• **DATA TO EXAMINE**:

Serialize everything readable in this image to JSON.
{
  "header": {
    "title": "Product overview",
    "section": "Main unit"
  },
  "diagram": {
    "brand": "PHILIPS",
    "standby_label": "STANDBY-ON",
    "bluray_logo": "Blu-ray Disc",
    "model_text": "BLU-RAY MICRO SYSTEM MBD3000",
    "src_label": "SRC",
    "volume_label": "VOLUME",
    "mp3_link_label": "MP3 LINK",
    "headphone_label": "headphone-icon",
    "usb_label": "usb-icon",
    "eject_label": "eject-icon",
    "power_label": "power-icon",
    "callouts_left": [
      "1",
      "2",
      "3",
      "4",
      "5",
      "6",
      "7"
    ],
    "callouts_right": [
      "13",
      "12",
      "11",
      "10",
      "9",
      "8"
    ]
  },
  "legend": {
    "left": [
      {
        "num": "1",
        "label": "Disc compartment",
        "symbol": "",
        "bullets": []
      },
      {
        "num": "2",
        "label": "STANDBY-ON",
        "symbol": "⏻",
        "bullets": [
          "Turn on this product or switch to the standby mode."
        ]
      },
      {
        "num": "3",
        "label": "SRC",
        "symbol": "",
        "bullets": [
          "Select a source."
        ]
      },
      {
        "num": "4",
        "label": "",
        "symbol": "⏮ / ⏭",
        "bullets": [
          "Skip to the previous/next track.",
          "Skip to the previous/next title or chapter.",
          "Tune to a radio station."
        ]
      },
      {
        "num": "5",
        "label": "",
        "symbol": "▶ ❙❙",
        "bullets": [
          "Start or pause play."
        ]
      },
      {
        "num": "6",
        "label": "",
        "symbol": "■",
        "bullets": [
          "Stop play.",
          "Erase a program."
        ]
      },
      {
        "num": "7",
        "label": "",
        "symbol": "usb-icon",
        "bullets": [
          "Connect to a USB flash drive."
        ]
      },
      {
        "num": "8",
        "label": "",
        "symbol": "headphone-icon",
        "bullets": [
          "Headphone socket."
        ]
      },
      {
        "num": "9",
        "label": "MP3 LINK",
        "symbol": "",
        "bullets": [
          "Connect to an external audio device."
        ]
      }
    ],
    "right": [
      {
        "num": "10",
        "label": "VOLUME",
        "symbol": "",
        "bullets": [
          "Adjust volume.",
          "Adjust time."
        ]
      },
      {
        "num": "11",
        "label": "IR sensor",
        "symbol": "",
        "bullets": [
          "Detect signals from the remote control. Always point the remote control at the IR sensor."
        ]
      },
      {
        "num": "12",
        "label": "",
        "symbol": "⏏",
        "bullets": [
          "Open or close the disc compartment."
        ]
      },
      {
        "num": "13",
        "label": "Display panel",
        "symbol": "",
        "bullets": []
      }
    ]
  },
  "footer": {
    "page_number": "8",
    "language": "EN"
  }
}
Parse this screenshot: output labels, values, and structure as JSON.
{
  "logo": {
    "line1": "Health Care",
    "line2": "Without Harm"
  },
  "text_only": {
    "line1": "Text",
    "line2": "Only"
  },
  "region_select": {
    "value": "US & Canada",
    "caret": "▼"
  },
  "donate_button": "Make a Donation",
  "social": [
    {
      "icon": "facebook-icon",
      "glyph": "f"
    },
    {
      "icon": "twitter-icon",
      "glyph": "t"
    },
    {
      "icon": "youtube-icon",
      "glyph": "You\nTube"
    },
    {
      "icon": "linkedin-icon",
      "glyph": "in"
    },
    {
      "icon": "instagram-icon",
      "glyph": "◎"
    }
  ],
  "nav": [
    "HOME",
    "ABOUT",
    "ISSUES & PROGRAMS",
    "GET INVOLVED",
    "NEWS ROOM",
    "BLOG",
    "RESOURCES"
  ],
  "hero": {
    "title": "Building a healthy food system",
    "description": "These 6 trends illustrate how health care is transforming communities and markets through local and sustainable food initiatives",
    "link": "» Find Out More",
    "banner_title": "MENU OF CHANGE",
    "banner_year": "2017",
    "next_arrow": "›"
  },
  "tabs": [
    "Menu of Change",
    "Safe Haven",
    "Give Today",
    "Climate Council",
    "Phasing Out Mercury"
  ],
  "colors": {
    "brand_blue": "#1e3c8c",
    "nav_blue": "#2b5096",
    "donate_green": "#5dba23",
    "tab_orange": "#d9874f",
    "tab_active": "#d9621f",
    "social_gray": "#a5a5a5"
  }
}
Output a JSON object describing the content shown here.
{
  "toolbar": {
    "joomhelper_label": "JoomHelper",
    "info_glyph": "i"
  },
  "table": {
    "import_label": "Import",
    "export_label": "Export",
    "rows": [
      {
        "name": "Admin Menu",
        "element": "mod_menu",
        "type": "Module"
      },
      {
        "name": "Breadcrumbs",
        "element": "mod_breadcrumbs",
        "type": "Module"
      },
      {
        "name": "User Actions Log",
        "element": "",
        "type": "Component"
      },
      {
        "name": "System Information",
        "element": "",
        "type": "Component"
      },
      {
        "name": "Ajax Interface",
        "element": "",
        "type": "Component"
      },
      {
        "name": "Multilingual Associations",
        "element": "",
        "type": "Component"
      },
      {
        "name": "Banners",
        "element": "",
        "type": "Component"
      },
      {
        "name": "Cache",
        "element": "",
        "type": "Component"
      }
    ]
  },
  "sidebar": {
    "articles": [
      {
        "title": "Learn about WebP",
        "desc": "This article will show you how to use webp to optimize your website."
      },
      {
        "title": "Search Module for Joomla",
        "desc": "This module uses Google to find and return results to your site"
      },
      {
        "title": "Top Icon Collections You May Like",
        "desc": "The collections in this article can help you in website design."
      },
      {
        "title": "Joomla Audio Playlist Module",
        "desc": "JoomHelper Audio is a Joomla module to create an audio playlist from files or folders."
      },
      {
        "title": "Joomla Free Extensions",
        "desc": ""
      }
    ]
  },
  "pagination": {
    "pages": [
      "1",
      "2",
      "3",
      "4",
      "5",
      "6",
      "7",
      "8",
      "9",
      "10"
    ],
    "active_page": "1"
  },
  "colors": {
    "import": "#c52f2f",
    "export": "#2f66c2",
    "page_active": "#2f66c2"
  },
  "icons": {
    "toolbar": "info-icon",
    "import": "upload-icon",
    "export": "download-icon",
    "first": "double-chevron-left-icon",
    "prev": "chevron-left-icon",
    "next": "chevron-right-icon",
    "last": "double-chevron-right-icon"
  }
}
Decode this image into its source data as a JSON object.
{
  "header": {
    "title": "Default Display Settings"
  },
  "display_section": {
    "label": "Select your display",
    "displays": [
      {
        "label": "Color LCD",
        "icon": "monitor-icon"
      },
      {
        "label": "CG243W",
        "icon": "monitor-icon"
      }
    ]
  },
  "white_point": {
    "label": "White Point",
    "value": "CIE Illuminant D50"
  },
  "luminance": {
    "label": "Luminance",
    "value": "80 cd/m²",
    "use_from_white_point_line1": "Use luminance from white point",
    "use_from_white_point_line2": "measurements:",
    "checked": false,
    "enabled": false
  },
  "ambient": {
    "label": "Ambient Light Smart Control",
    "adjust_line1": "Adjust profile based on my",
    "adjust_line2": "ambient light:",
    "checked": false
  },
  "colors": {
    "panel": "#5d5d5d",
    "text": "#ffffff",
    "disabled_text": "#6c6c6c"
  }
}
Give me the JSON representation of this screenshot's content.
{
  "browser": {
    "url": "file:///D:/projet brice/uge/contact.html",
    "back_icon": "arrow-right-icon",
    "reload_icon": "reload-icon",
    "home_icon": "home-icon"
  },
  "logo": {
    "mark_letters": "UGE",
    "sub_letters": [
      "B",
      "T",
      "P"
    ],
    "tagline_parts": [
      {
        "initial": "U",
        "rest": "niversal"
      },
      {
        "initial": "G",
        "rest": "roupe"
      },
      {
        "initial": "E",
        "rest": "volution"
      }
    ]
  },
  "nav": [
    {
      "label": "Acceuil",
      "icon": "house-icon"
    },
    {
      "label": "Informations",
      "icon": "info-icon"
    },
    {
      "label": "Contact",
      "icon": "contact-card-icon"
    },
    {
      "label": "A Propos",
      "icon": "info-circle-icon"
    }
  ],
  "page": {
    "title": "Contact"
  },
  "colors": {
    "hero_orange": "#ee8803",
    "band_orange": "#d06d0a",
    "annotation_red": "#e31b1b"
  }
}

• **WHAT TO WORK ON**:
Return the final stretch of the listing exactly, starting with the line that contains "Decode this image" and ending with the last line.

• **RESPONSE**:
Decode this image into its source data as a JSON object.
{
  "header": {
    "title": "Default Display Settings"
  },
  "display_section": {
    "label": "Select your display",
    "displays": [
      {
        "label": "Color LCD",
        "icon": "monitor-icon"
      },
      {
        "label": "CG243W",
        "icon": "monitor-icon"
      }
    ]
  },
  "white_point": {
    "label": "White Point",
    "value": "CIE Illuminant D50"
  },
  "luminance": {
    "label": "Luminance",
    "value": "80 cd/m²",
    "use_from_white_point_line1": "Use luminance from white point",
    "use_from_white_point_line2": "measurements:",
    "checked": false,
    "enabled": false
  },
  "ambient": {
    "label": "Ambient Light Smart Control",
    "adjust_line1": "Adjust profile based on my",
    "adjust_line2": "ambient light:",
    "checked": false
  },
  "colors": {
    "panel": "#5d5d5d",
    "text": "#ffffff",
    "disabled_text": "#6c6c6c"
  }
}
Give me the JSON representation of this screenshot's content.
{
  "browser": {
    "url": "file:///D:/projet brice/uge/contact.html",
    "back_icon": "arrow-right-icon",
    "reload_icon": "reload-icon",
    "home_icon": "home-icon"
  },
  "logo": {
    "mark_letters": "UGE",
    "sub_letters": [
      "B",
      "T",
      "P"
    ],
    "tagline_parts": [
      {
        "initial": "U",
        "rest": "niversal"
      },
      {
        "initial": "G",
        "rest": "roupe"
      },
      {
        "initial": "E",
        "rest": "volution"
      }
    ]
  },
  "nav": [
    {
      "label": "Acceuil",
      "icon": "house-icon"
    },
    {
      "label": "Informations",
      "icon": "info-icon"
    },
    {
      "label": "Contact",
      "icon": "contact-card-icon"
    },
    {
      "label": "A Propos",
      "icon": "info-circle-icon"
    }
  ],
  "page": {
    "title": "Contact"
  },
  "colors": {
    "hero_orange": "#ee8803",
    "band_orange": "#d06d0a",
    "annotation_red": "#e31b1b"
  }
}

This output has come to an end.